Defense attorneys aren’t exactly known for their warm and cozy bedside manner, but the particularly nasty past antigay tactics of a Pennsylvania Supreme Court candidate have come back to haunt his current campaign.
In 1988, Claudia Brenner and her girlfriend, Rebecca Wight, were hiking along the Rocky Knob Trail in south-central Pennsylvania, when a deranged gunman opened fire on them, killing Rebecca and injuring Claudia.
The gunman, Stephen Roy Carr, was convicted of first-degree murder and is serving a life prison sentence.
His lawyer in the case was Mike George, who is now running for a seat on the PA Supreme Court.
While everyone is entitled to a legal defense, George’s tactic was to discredit Brenner and her deceased lover as wild, reckless lesbians who somehow incited the violence upon themselves.
George was banking on the idea that if he could turn the focus to Brenner’s sex life, he could persuade some of the jurors in conservative Adams County to wonder if the couple’s sexuality might have provoked Carr to commit the crime.
In essence, he was attempting to manipulate a “gay panic” to get his client a lighter sentence.
“In a way, we wanted to get the local folks talking more about the lesbianism than the murder,” George himself said in a book interview a decade later.
George asked Brenner questions like whether they were “fondling each other” or “feeling each other” and whether Wight had “her mouth on your genitals.”
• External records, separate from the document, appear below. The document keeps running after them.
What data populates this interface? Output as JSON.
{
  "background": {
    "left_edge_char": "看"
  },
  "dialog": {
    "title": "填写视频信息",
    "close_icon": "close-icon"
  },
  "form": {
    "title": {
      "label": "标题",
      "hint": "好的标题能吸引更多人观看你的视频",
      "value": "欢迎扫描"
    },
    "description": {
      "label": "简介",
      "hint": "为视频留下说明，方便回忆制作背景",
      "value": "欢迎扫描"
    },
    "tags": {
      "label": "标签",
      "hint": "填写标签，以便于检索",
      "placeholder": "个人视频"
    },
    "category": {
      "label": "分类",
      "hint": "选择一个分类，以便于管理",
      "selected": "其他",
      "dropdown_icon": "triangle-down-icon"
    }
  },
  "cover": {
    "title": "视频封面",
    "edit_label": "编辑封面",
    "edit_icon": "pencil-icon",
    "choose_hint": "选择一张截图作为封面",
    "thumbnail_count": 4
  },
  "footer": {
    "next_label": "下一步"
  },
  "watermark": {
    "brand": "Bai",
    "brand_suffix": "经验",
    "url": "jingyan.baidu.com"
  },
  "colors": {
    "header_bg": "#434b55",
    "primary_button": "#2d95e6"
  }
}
Brenner is now an architect living in Ithaca, NY, and is troubled by the prospect of George becoming a state Supreme Court Justice.
Ted Martin, executive director of Equality Pennsylvania, a group that advocates for LGBT rights, feels similarly.
“He’s proven in the past that he is willing to use questionable and very negative tactics that revolve around a person’s sexual orientation to make his case, and I think that’s wrong,” Martin said. “It calls into question his ability to be fair and really understand all the sides.”
“Frankly, what Michael George did to Claudia Brenner is repulsive,” he added.
George, a Republican serving his second 10-year term as an Adams County Common Pleas judge, declined to comment to Philly.com on his role in the case.
But in a 1999 book called The Whole Truth? A Case of Murder on the Appalachian Trail, George said:
“I wanted to get her full story on the record. That meant a full story as to how many times the women were naked and how many times they engaged in lesbian sex. I wanted the graphic details. All of them.
I wanted it to look like these two women were bold with their lesbianism. That they didn’t hide their lesbianism from anybody, including my client. The more sexually reckless the women appeared, the better for Carr.”
George is one of seven candidates running for three seats on the bench.